Foreclosed properties in Hispanic neighborhoods in Tucson are among hundreds nationwide that have been subject to a “striking pattern” of housing discrimination by Bank of America, according to a complaint filed with the Department of Housing and Urban Development.
The National Fair Housing Alliance, a nonprofit agency dedicated to ending housing discrimination, has added properties in Tucson and four other cities to its amended complaint filed against Bank of America.
The fair-housing group accuses the bank of discriminatory maintenance and marketing practices for 621 properties in 18 metro areas across the U.S. The allegations follow the housing group’s investigation into the status of the bank’s real estate owned, or foreclosed, properties in minority and white neighborhoods.
Bank of America has denied the accusations.
The complaint alleges “stark racial disparities” in the bank’s maintenance of foreclosed properties, in violation of the Fair Housing Act. That means more black and Hispanic communities are littered with vacant, deteriorating homes that are less likely to have visible “for sale” signs on display, said Shanna Smith, president and CEO of the National Fair Housing Alliance.
The findings come as no surprise to Evelia Martinez, project manager of Don’t Borrow Trouble Pima County, a program of the Southwest Fair Housing Council.
“None of it surprises me, and I would venture to say this is probably something that is the rule and not the exception,” she said. “Clearly there is a pattern, and it is systemic.
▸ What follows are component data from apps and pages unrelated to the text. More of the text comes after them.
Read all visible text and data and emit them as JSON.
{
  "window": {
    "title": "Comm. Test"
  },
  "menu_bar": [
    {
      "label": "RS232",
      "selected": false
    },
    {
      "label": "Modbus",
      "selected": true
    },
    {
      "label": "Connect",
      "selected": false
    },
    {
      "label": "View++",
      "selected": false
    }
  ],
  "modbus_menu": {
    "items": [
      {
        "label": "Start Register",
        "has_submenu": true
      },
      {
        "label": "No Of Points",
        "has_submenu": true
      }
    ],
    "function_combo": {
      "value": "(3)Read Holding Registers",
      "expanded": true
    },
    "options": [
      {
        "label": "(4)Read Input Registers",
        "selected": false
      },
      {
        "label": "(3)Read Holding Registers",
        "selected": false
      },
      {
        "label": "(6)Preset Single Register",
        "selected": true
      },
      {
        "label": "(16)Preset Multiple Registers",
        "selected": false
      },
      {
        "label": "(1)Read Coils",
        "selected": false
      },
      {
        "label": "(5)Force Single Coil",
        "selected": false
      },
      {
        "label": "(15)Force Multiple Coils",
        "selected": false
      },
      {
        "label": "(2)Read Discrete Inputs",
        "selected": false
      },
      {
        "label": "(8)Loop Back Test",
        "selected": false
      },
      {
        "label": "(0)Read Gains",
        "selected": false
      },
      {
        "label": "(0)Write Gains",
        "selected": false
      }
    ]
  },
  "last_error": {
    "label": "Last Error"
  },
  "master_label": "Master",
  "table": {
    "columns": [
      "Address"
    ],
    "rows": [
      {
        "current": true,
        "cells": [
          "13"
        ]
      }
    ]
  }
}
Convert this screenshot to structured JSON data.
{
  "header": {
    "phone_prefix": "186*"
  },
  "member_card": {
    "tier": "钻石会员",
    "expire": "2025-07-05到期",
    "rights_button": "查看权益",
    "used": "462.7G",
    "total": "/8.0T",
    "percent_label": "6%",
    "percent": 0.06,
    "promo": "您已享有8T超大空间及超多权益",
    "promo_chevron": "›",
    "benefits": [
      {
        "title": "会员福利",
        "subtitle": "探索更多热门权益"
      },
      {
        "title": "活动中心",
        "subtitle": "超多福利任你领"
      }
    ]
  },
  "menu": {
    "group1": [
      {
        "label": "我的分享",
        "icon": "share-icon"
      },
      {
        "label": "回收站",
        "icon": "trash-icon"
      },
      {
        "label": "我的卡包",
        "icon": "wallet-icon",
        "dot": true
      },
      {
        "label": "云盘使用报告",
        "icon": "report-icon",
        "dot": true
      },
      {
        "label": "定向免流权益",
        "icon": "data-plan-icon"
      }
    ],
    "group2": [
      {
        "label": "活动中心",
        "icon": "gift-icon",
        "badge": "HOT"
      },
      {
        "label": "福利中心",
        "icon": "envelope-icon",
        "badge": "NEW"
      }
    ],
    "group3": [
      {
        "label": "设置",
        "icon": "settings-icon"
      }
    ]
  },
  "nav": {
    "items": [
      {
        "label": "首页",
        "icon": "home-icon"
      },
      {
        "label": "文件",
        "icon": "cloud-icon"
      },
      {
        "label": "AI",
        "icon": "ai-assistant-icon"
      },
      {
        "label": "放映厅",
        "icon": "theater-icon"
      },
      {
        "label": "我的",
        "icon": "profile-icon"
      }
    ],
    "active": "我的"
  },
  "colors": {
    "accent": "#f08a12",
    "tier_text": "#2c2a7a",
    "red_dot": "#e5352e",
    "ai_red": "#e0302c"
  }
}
It cuts across all financial institutions.”
In Tucson, the group investigated 18 foreclosed homes owned by Bank of America. Fifteen were located in predominantly Hispanic neighborhoods and three in predominantly white communities. The local investigation found:
93 percent of the foreclosed properties inspected in Hispanic neighborhoods did not have a “for sale” sign on display, compared to one of the three the properties in white neighborhoods without a “for sale” sign.
73 percent of the properties in Hispanic neighborhoods had trespassing or warning signs posted, compared with one of the three homes in white neighborhoods.
More than half of the properties in Hispanic neighborhoods had broken doors or locks, while none of the foreclosures in white neighborhoods did.
40 percent of the properties in Hispanic neighborhoods had holes in the structure, while none in white neighborhoods did.
Martinez said this kind of disparity is evident when comparing foreclosures in Midvale Park and to those in Rita Ranch.
“You see the broken windows, the boarded-up windows. You see the dead grass, the chipping paint, the (broken) mailboxes,” she said. “Then you go drive at Rita Ranch and you’re not going to find a house that looks like that.”
Mold, graffiti, damaged roofs, broken gutters, holes in the structure and broken windows were among the maintenance issues identified, and the problems disproportionately affected minority neighborhoods, the complaint said.
In one foreclosed Las Vegas home in a minority neighborhood, housing advocates found a decaying dog carcass in the backyard.
These disparities reinforce negative stereotypes, undermine disproportionately low property values in minority communities and perpetuate residential segregation, Janell Byrd-Chichester, a Washington, D.C., lawyer representing the complainants, said in a Wednesday media conference call.
“This discriminatory treatment results in real harm,” she said. “It exacerbates what we already have as a gross disparity between the wealth of whites and African-Americans and Latinos in this country.”
The National Fair Housing Alliance filed a similar complaint against Wells Fargo in 2012 for housing discrimination and that elicited proactive actions from the lender, while Bank of America has been unresponsive since the initial complaint was filed last year, Smith, of the National Fair Housing Alliance, said in the conference call.
“It’s time for the neighborhood organizations, the cities, the churches, the civil-rights groups to speak out and say: ‘Enough is enough, Bank of America. You need to respect our neighborhoods and take care of these properties,’ ” Smith said.